At High Risk!

Precedent from the New Mexico Court of Appeals favors best interest of the child without affording parents the protection of strict scrutiny standard.

  • In re Guardianship of Victoria R., 201 P.3d 169, 173, 177 (N.M. Ct. App. 2008), the NM Court of Appeals affirmed a trial court's decision to award guardianship of a child to "psychological parents," to whom the mother had voluntarily given placement of the child, because evidence of potential psychological harm to the child overcame the presumption in favor of the biological parent, id. at 177; the court did not employ strict scrutiny, noting that "only Justice Thomas, in a concurring opinion, relied upon a fundamental rights-strict scrutiny analysis" and that "some authorities, noting that only Justice Thomas expressly relied upon textbook fundamental rights-strict scrutiny analysis, have read Troxel as moving away from the rigid strict scrutiny mode of analysis of state legislation that impinges on parents' control over the upbringing of their children," (id. at 173 n. 4).
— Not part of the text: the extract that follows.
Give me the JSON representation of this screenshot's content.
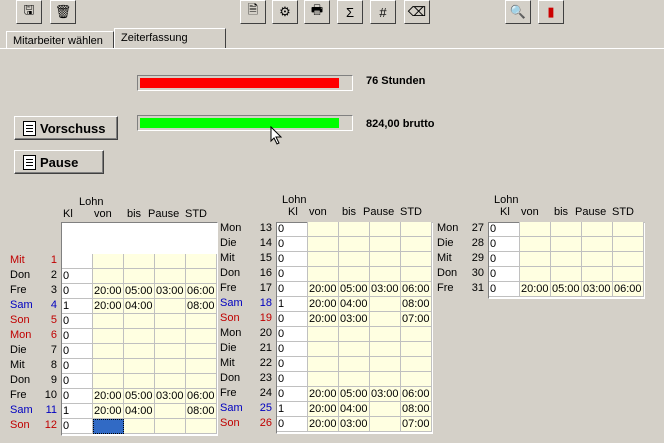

  • Williams v. Williams, 50 P.3d 194, 200 (N.M. Ct. App. 2002) affirmed an order of visitation, over the objection of the parents, based solely on statutory factors including the best-interest of the child with no apparent presumption in favor of the parents' decision; "We agree with Parents that, as a general proposition, Troxel does require courts to give special consideration to the wishes of parents, and appropriately so. However, we do not read Troxel as giving parents the ultimate veto on visitation in every instance. Troxel may have altered, but it did not eradicate, the kind of balancing process that normally occurs in visitation decisions.”